Published On: Fri, Jun 4th, 2021

Politicians and civil servant must contribute to pension system and SZV-funds, Cft advises

PHILIPSBURG — St. Maarten ought to amend legislation as soon as possible so that civil servants and politicians start paying a 10 percent contribution towards healthcare costs, financial supervisor Cft writes in its advice about the second draft 2021 budget to Finance Minister Ardwell Irion. The measure is necessary to safeguard the future financial viability of the SZV-funds.

The Cft also advises to establish the national decree for the execution of the pension system to enable the 10 percent contribution of participants to the pension fund as well.

The draft budget lists 608 million guilders expenditures, of which 174 million are personnel costs, while 128 million is reserved for corona-related measures.

The personnel costs are 20 million lower than they were in 2020. According to the Cft-advice, this is mainly due to the 25 percent solidarity reduction for ministers and members of parliament and the 12.5 percent cut in the labor conditions for civil servants.

The Cft notes that the budget includes expenditures of 9.5 million guilders for 161 full time vacancies. These jobs are open at the ministries of justice (45), finance (29) and education (26). The financial supervisor advises the government to fill these vacancies as much as possible internally.

The draft budget projects additional revenue of 6 million guilders from compliance-increasing measures. But the Cft-advice points out that the execution of these measures was expected to begin in the first quarter of the year. “The Cft observes that this did not happen.”

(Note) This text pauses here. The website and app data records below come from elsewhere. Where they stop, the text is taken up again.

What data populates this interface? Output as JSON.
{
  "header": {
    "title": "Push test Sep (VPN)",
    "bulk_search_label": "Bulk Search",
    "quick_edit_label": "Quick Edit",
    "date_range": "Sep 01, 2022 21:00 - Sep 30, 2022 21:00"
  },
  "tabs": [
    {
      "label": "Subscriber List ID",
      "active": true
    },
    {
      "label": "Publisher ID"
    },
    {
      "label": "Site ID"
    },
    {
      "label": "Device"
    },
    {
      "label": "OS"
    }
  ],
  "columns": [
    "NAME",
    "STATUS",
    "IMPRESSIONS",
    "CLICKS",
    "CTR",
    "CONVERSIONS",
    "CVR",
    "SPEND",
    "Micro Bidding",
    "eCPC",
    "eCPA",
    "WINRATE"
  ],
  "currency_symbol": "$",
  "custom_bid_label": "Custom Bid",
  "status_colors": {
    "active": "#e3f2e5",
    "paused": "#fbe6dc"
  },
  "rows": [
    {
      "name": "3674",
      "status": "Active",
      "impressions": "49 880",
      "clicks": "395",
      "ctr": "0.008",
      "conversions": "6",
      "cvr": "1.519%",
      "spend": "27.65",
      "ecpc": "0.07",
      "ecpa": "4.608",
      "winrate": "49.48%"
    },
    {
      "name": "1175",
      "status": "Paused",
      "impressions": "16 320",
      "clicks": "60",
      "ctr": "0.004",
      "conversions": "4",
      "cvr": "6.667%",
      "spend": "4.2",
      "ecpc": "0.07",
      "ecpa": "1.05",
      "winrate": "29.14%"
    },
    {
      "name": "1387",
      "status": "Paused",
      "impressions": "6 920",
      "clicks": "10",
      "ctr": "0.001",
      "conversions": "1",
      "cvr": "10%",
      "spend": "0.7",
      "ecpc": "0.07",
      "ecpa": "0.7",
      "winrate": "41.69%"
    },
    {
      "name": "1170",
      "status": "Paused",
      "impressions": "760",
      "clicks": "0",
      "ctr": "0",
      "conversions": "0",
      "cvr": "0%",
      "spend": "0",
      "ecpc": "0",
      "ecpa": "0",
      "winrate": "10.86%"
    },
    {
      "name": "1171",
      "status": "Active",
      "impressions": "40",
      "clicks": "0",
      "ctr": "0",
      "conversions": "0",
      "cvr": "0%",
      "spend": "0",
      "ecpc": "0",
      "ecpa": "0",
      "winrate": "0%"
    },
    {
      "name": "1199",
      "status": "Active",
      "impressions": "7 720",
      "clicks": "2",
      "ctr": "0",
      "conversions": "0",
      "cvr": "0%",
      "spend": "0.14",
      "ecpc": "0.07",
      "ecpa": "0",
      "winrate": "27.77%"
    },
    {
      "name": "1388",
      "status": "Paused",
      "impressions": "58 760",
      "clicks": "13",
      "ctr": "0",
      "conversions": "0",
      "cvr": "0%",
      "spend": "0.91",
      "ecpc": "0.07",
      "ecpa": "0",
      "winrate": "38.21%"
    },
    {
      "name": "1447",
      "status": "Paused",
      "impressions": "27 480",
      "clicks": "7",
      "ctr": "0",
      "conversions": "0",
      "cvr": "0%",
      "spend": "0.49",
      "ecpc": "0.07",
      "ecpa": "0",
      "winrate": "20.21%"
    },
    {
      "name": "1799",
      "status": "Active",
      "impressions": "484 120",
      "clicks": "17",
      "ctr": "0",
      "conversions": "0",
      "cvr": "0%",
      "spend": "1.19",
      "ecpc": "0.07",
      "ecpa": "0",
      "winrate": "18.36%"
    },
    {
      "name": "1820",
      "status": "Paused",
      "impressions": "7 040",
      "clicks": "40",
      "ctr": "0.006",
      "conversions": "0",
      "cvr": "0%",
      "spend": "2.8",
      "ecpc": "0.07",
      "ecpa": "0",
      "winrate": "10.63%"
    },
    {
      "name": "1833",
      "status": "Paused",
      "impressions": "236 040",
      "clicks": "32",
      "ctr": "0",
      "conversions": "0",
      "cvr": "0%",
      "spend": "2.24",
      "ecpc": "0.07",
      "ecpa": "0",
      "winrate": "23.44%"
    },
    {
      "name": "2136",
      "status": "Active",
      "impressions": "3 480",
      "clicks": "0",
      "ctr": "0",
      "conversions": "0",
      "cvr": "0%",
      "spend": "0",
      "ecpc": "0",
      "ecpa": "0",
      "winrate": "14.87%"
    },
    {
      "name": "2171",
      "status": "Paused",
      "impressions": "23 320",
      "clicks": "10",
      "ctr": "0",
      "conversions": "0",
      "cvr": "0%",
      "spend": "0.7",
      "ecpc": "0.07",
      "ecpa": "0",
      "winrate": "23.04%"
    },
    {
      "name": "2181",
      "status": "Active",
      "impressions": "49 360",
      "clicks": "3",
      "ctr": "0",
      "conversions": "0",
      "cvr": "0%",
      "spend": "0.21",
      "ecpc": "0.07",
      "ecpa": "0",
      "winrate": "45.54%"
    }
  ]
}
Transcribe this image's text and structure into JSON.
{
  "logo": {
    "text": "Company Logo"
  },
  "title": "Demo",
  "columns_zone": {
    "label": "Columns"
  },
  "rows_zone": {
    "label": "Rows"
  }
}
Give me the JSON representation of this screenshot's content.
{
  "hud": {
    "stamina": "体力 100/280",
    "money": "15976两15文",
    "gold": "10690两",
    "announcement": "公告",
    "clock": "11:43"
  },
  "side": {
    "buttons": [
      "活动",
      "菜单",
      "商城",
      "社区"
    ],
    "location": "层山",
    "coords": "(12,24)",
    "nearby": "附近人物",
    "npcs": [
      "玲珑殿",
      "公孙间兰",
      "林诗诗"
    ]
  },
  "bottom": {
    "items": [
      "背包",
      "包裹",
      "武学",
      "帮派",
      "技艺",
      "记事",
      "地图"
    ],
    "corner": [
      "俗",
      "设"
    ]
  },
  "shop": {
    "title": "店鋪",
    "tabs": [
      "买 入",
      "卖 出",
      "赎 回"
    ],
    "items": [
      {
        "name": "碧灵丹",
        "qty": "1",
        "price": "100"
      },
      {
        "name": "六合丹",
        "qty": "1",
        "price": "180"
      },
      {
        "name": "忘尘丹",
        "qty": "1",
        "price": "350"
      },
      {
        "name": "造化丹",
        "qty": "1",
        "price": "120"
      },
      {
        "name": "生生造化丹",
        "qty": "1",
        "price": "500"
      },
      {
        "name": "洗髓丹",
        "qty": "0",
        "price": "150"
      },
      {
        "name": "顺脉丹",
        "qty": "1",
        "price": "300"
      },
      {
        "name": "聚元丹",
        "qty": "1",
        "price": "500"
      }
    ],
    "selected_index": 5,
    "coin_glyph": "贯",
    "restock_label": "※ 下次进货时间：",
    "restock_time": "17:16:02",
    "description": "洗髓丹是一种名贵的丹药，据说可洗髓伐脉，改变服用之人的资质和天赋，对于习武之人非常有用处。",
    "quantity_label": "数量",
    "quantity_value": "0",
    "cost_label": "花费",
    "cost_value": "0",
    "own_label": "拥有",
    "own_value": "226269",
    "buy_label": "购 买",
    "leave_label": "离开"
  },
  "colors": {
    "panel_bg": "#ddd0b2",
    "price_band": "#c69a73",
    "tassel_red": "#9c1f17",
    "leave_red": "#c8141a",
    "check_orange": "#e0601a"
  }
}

The budget contains a provision of 63 million guilders for Social and Health Insurances SZV, split up in 54 million for payroll support and 9 million liquidity support for the St. Maarten Medical Center.

“There have been structural deficits at the SZV-funds for some time,” the advice states. “The corona-crisis causes an additional decrease in premium-income. Implementing reforms is necessary to keep the funds viable in the future. The Cft advices adjusting the regulation as soon as possible, so that civil servants and politicians start paying their contribution of 10 percent.”

The Cft furthermore advises to adopt SZV’s proposal to increase the salary-ceiling for healthcare costs to 120,000 guilders.

The financial supervisor is critical of St. Maarten’s capital budget. Projected capital expenditures total 97 million guilders, of which 83 million for investments. Just 32 million is directly related to reforms. “It is unclear whether the remaining amount is for necessary replacement investments,” the Cft states.

From the draft budget, it appears that the government is using 4 million of liquidity support to pay off debts and to pay for study loans.

The budget projects the receipt of 294 million guilders in liquidity support, spread over five loans. The document erroneously mentions that St. Maarten received 135 million in liquidity support in 2020, while in reality, the Netherlands provided 175 million.

The debt of the collective sector is 70 percent in 2021 and the national debt will rise to 87 percent of Gross Domestic Product.